Available documents include meeting minutes or recordings of meetings by the HOA.

Additionally, board-enacted rules that are filed with the County Records office are also part of a condo association’s official governing documents. By state law, condo rules are also public record.

So why can’t a condo meeting that discusses adoption of those rules — which includes a board vote — be public record, too?

Why is the condo association’s attorney advising the board that they have the right to keep meeting minutes/recordings open only to owners and prospective buyers?

Is the “HOA/condo association is a private business/corporation” argument a valid legal basis for their opinion?

As Attorney Norm Lerum pointed out in the Connolly and Boucher cases involving 111 East Chestnut — condo associations are creatures of statute. They aren’t private clubs, and they aren’t pure corporations. Lerum and some other legal experts argue that many HOA-governing bodies function as de facto state actors.

 

 

Disclosure: in the public interest

Constitutional issues aside, even if the courts avoid acknowledging the quasi-governmental status of most residential condo associations, public disclosure of official corporate actions is in the public interest.

What better way for housing consumers to evaluate the nature of a community, than by reviewing discussions and outcomes of board member or homeowner meetings?

That’s why Illinois statute says that certain information about an association must be made available as public record and made part of an official seller disclosure. The list of required disclosures includes meeting minutes and anything pertaining to governing documents — including board enacted rules.

In this case, the condo board didn’t record their recent meetings. I suspect that they avoid doing so, now that the court sided with Boucher when they ruled that an audio recording of a meeting serves the purpose of minutes.

The truth is, some HOA attorneys advise condo boards to keep written minutes brief, and to avoid recording every word spoken at each meeting. It’s one way for HOA, condo, and co-op boards to avoid legal trouble in the future, should meeting minutes or recordings be subpoenaed.

But, as Connolly notes, Illinois statute allows owners to record board meetings. And there’s nothing in the law that limits the rights of owners to share knowledge they gain in those meetings with non-members or anyone outside their community.

 

Accusations of harassment

In addition to a fight for free speech in HOAville, U.S.A., the most recent lawsuit filed against Connolly bears deeper significance.

It highlights a growing trend I’ve observed across the country, where HOA boards routinely accuse diligent homeowners of ‘harassing’ the board or manager, simply because they challenge the current board or ask too many uncomfortable questions.

I’ve heard from many homeowners across the country in very similar HOA disputes.

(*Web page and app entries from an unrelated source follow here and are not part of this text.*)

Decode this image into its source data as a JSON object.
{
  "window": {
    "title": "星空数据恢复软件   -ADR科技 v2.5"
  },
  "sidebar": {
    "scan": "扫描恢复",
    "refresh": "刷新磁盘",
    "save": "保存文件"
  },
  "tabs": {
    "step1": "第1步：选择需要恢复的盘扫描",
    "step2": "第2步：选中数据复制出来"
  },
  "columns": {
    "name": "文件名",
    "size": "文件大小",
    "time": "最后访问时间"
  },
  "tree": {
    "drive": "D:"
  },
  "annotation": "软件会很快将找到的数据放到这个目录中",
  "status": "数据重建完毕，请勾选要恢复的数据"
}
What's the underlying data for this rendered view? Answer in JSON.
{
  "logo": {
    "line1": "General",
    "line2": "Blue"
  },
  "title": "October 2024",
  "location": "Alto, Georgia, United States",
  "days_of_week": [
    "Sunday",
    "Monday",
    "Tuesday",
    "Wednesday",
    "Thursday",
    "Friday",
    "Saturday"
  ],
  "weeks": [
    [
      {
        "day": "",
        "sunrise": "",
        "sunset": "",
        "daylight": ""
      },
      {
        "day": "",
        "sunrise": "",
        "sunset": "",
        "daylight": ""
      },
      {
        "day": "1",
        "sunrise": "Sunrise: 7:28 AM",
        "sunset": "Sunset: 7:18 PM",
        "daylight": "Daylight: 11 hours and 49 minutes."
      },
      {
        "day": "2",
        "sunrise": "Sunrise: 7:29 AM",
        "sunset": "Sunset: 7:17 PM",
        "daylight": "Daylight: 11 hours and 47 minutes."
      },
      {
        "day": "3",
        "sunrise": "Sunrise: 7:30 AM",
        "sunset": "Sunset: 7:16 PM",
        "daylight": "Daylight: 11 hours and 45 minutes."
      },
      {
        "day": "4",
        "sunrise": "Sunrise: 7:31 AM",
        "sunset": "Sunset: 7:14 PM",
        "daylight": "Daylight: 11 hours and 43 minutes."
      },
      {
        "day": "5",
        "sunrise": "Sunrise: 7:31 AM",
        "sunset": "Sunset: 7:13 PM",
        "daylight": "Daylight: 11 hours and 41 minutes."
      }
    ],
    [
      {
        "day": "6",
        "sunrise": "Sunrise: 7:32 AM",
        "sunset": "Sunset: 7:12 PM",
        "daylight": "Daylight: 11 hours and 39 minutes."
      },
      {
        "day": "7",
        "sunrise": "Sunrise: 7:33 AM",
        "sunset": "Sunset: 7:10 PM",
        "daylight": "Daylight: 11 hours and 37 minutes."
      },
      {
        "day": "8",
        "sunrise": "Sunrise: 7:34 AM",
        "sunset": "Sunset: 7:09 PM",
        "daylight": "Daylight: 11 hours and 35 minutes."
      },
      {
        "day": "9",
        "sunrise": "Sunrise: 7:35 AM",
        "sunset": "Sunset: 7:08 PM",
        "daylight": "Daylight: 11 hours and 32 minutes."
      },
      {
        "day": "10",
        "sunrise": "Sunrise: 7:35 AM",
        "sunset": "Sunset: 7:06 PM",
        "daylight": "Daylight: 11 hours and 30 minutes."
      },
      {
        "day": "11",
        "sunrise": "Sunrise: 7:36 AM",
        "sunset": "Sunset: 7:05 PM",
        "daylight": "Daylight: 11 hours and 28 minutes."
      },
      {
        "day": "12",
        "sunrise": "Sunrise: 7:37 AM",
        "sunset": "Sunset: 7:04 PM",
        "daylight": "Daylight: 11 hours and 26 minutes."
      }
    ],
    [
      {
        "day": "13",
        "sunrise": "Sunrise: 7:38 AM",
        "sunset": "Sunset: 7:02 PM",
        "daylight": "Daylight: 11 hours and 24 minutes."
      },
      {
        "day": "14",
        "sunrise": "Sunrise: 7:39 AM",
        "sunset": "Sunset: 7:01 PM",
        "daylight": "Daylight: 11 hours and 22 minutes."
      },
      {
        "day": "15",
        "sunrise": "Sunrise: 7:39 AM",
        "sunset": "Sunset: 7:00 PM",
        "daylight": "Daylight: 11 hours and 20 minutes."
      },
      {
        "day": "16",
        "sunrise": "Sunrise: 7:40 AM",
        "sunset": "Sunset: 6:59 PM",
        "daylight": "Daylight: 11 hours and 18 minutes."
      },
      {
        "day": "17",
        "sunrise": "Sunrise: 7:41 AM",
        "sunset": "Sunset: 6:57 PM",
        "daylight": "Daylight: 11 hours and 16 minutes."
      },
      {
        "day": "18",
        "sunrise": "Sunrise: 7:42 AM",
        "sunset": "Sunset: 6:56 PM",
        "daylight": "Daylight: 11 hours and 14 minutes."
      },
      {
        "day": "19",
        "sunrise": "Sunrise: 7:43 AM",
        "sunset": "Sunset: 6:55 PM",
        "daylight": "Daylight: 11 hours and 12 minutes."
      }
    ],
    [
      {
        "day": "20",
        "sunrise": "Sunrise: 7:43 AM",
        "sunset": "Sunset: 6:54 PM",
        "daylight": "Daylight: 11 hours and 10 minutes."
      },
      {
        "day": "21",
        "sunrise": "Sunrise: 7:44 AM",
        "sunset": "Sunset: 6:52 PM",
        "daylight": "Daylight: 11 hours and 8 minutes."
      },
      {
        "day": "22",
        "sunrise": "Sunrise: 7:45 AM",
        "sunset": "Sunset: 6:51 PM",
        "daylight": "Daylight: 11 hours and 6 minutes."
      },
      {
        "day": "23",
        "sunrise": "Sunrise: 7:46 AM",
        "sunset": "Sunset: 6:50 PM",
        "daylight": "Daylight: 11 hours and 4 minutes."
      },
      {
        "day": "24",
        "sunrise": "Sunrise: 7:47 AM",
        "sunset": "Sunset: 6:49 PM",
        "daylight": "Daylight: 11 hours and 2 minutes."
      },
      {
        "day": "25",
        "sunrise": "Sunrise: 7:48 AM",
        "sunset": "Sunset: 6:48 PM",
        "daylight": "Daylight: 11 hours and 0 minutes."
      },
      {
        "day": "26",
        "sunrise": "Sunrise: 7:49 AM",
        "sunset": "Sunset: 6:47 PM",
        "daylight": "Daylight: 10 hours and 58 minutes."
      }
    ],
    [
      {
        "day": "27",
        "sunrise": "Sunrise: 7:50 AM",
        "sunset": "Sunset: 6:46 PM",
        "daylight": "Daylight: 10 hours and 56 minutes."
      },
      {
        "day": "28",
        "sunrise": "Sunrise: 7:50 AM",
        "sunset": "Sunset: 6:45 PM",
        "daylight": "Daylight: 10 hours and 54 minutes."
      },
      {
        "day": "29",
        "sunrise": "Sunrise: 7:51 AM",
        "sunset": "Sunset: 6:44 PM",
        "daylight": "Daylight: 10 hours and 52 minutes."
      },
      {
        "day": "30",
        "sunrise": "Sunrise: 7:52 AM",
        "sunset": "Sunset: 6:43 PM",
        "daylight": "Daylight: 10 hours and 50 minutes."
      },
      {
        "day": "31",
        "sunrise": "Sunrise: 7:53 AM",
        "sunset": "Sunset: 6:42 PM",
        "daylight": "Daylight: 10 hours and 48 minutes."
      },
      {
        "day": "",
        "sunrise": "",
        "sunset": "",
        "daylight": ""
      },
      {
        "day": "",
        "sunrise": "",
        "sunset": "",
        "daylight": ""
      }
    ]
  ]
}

It’s not just a problem in Illinois.

It certainly appears the HOA industry, led by certain prominent CAI-member attorneys, is deliberately blurring the lines between legitimate criticism of HOA governance or management practices and “harassment” of community leaders.

And, as long as the industry trade group can hide behind the corporate veil, they think their client HOA boards can get away with limiting free speech by accusing critics of being nuisances or bullies.

But, let’s recall some basic U.S. history.

The founders of this great country wrote the Constitution and its Bill of Rights to prevent oppression by arrogant or corrupt leaders. It was regarded as the best way to keep government honest.

Then, several decades ago, local governments decided to delegate code enforcement, communal housing, and community infrastructure maintenance to private HOAs.

When the HOA industry asked for government powers, such as the right to impose fines or foreclose on assessment liens, they were freely given.

In my opinion, it’s time to consider revoking those powers, in order to prevent further HOA abuse.

Responsible, fair-minded government leaders must consider: How long will state laws allow HOA-governed communities to skirt Constitutional law, practically inviting dictatorial and unaccountable governance of common interest communities? ♦

 

Reference:

Gold Coast condo association sues former board member, claiming ‘frivolous’ complaints,
By Steven Dahlman, LoopNorth News (20-May-19)